New method to predict disability progression in secondary progressive multiple sclerosis

A new study has found that high blood levels of the proteins neurofilament light chain (NfL) and glial fibrillary acidic protein (GFAP) can indicate an increased risk of worsening disability in people with secondary progressive multiple sclerosis (SPMS).

NfL is released into the blood when cells in the nervous system are damaged, so the presence of high levels indicate nervous system damage. The other protein is associated with the activity of astrocytes, which are neural support cells, and its presence is also a marker of injury to the nervous system. Both proteins have been studied and found to have significance for prognosis in MS previously, but this new research found that they can provide additional useful information when combined.

Participants with non-active SPMS who had high levels of both proteins had significantly worse disability-related outcomes than those that had low levels of both.

High levels of NfL, but not of GFAP, were also linked to quicker worsening disability, when compared with lower levels of both proteins. When levels of GFAP were high, but NfL levels were low, this was not significantly associated with disability progression.

Researchers said while all of these results related to people with non-active SPMS, in contrast, levels of these proteins showed no consistent trends across disability outcomes.

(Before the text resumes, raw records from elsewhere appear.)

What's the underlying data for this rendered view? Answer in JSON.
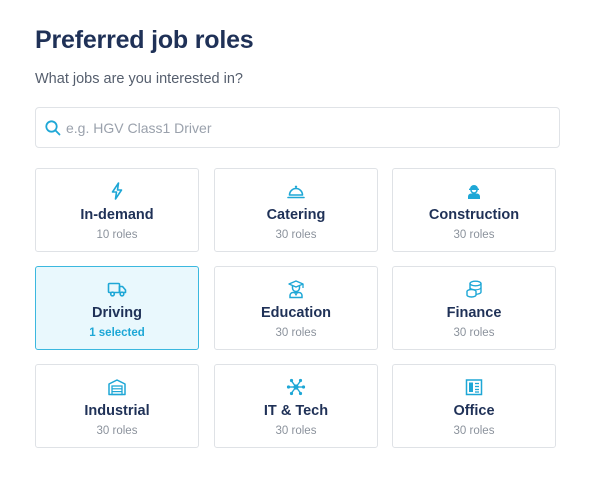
{
  "header": {
    "title": "Preferred job roles",
    "subtitle": "What jobs are you interested in?"
  },
  "search": {
    "placeholder": "e.g. HGV Class1 Driver",
    "value": "",
    "icon": "search-icon"
  },
  "colors": {
    "accent": "#1ea7d6",
    "title": "#1f3157",
    "selected_bg": "#e9f8fd"
  },
  "categories": [
    {
      "label": "In-demand",
      "meta": "10 roles",
      "icon": "lightning-icon",
      "selected": false
    },
    {
      "label": "Catering",
      "meta": "30 roles",
      "icon": "cloche-icon",
      "selected": false
    },
    {
      "label": "Construction",
      "meta": "30 roles",
      "icon": "construction-worker-icon",
      "selected": false
    },
    {
      "label": "Driving",
      "meta": "1 selected",
      "icon": "truck-icon",
      "selected": true
    },
    {
      "label": "Education",
      "meta": "30 roles",
      "icon": "graduate-icon",
      "selected": false
    },
    {
      "label": "Finance",
      "meta": "30 roles",
      "icon": "coins-icon",
      "selected": false
    },
    {
      "label": "Industrial",
      "meta": "30 roles",
      "icon": "warehouse-icon",
      "selected": false
    },
    {
      "label": "IT & Tech",
      "meta": "30 roles",
      "icon": "network-icon",
      "selected": false
    },
    {
      "label": "Office",
      "meta": "30 roles",
      "icon": "office-building-icon",
      "selected": false
    }
  ]
}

The findings were presented at the 2021 annual meeting of the American Academy of Neurology.